This is a recipe of my mother’s and, although there are no nuts in the cake mixture it nevertheless tastes very nutty and delicious! It is also economical to make.
To make a 17.5cm (7in) cake, you will need:
- 100g (4oz) margarine
- 100g (4oz) sugar
- 100g (4oz) self-raising flour
- 2 large eggs, beaten
- 15ml (1 tbsp) cold water
- 10g (2 tsp) instant coffee granules
For the Squirrel’s Cream:
- 425ml (3/4 pint) double cream
- 45ml (3 tbsp) Tia Maria liqueur
- 45ml (3 tbsp) chopped hazelnuts, plus extra for decoration
Grease and line two 17.5cm (7in) sponge tins. Cream together the margarine and sugar until white and creamy. Add the beaten eggs a little at a time and beat well (no cheating with an electric mixer – the results are much better by hand!). Using a metal spoon, fold in the sifted flour and add the cold water until a soft consistency is reached. At the very last moment fold in instant coffee granules.
Spoon the mixture into the two sandwich tins and spread evenly with a palette knife. Bake in a pre-heated oven at 190ºC (375ºF), gas mark 5, for about 20 minutes. Remove from the oven when they are cooked and turn out onto a wire rack to cool. When cold, sandwich the two cakes together with the Squirrel’s Cream (see below).
Whip the cream and add a little sugar if you wish. Fold in the Tia Maria and the hazelnuts. Use as a filling and decoration on the top of the cake. Sprinkle the top of the cake with extra hazelnuts
Lemon & Mint Cooler
Old-fashioned lemonade is delicious and much better for you than the commercially available varieties, so do try some.
You will need:
- 2.5 litres (4 ¼ pints) water
- Juice of 8 lemons
- 75g (3oz) castor sugar
- Large handful of mint leaves
- Extra mint leaves for garnishing
Chop the mint leaves coarsely and place in a large bowl with the sugar. Pound the two ingredients together well so that the sugar takes up the flavour of the mint leaves. Heat the water to boiling point and pour over the mint and sugar. Add the lemon juice and leave to cool.
When cooled, carefully strain it through a fine sieve and chill in the fridge. Serve in the prettiest glasses you can find, garnish with ice, slivers of lemon and sprigs of mint.

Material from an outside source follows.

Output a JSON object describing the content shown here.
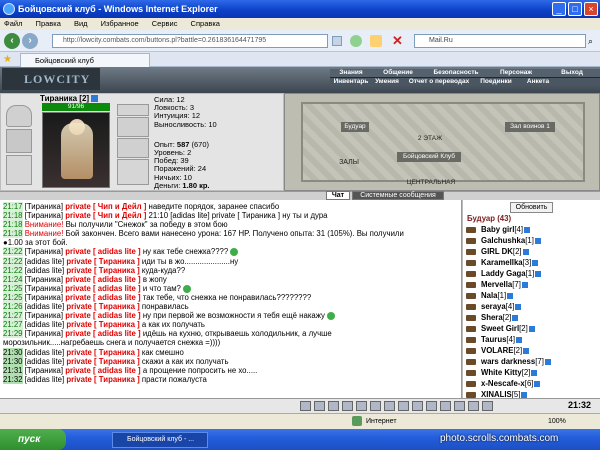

We have just returned from America – primarily to attend the CHA craft/trade show but also to take a few days break. This time we decided to do a road trip with our friends Randy and Cheryl from Michigan and we headed out to Amish country in Indiana.
I am fascinated by the Amish, I admire their courage in trying to live yesterday’s life in today’s world and their tenacity to stand out and be different. Having said that I won’t be turning Amish any time soon as I love my computer, phone, electricity and female emancipation! I love being able to get into my mini and zoom off whenever and wherever I like, picturesque though these horse and buggies are.
The Amish people are gentle and friendly towards tourists and I was even able to have dinner one day in an Amish home and spend a lot of time exploring the real meaning of being Amish. One of the huge highlights for me was mooching around in Amish quilt stores and craft shops… oh their quilting! Some even extend their quilting to the garden and you can see here a patchwork piece made from flowers – some lovely ideas and inspiration to be found.
The other obvious passion the Amish have is home baking – mmm, the pies and the cookies, the sweets and the home made bread – so good for the diet Joanna (ok not..) A frequent item on their menu is home made bread spread with a peanut butter, marshmallow and honey mix… oo-err low calorie or what!
I came home with a lot of interesting spice mixes and my mind buzzing with ideas for recipes and quilting themes… and a really different view of how life can be lived.